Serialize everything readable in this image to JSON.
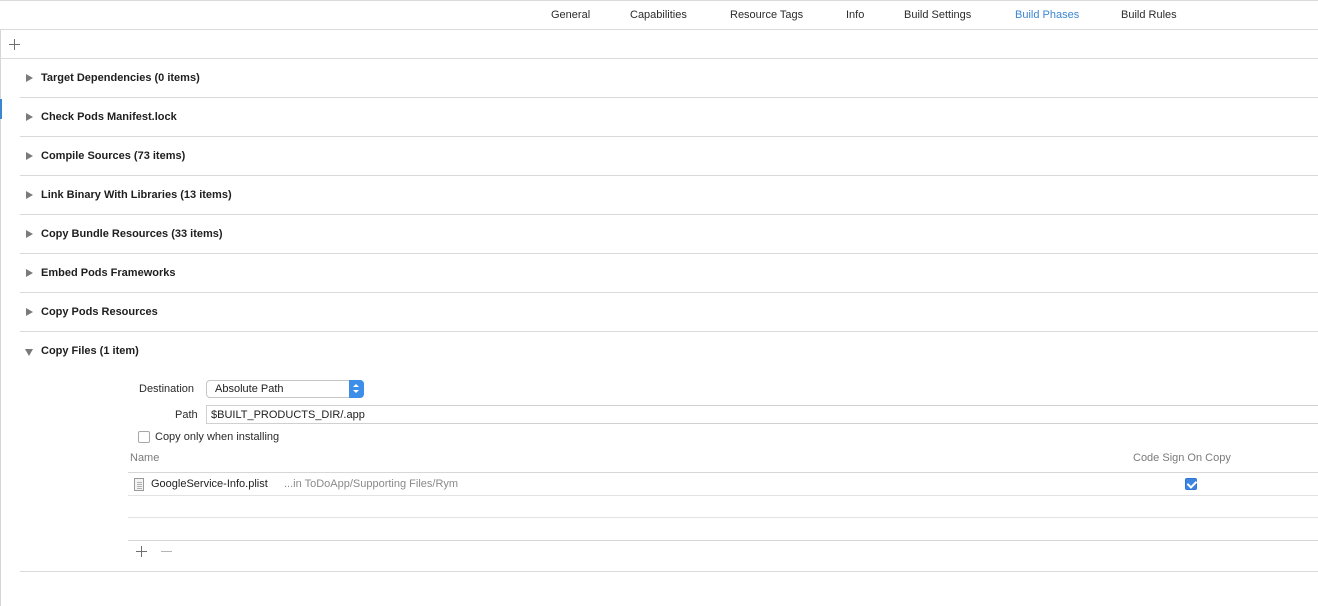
{
  "tabs": [
    {
      "label": "General",
      "active": false
    },
    {
      "label": "Capabilities",
      "active": false
    },
    {
      "label": "Resource Tags",
      "active": false
    },
    {
      "label": "Info",
      "active": false
    },
    {
      "label": "Build Settings",
      "active": false
    },
    {
      "label": "Build Phases",
      "active": true
    },
    {
      "label": "Build Rules",
      "active": false
    }
  ],
  "toolbar": {
    "add_icon": "plus-icon"
  },
  "phases": [
    {
      "title": "Target Dependencies (0 items)",
      "expanded": false
    },
    {
      "title": "Check Pods Manifest.lock",
      "expanded": false
    },
    {
      "title": "Compile Sources (73 items)",
      "expanded": false
    },
    {
      "title": "Link Binary With Libraries (13 items)",
      "expanded": false
    },
    {
      "title": "Copy Bundle Resources (33 items)",
      "expanded": false
    },
    {
      "title": "Embed Pods Frameworks",
      "expanded": false
    },
    {
      "title": "Copy Pods Resources",
      "expanded": false
    }
  ],
  "copy_files": {
    "title": "Copy Files (1 item)",
    "expanded": true,
    "destination_label": "Destination",
    "destination_value": "Absolute Path",
    "path_label": "Path",
    "path_value": "$BUILT_PRODUCTS_DIR/.app",
    "copy_only_label": "Copy only when installing",
    "copy_only_checked": false,
    "columns": {
      "name": "Name",
      "code_sign": "Code Sign On Copy"
    },
    "files": [
      {
        "name": "GoogleService-Info.plist",
        "location": "...in ToDoApp/Supporting Files/Rym",
        "code_sign_on_copy": true
      }
    ],
    "footer": {
      "add_icon": "plus-icon",
      "remove_icon": "minus-icon"
    }
  },
  "colors": {
    "accent": "#3b86d0",
    "checkbox_checked": "#3b86e3",
    "popup_arrows": "#3c8ee8"
  }
}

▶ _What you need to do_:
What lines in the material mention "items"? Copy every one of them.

▶ _Response to this exercise_:
      "title": "Target Dependencies (0 items)",
      "title": "Compile Sources (73 items)",
      "title": "Link Binary With Libraries (13 items)",
      "title": "Copy Bundle Resources (33 items)",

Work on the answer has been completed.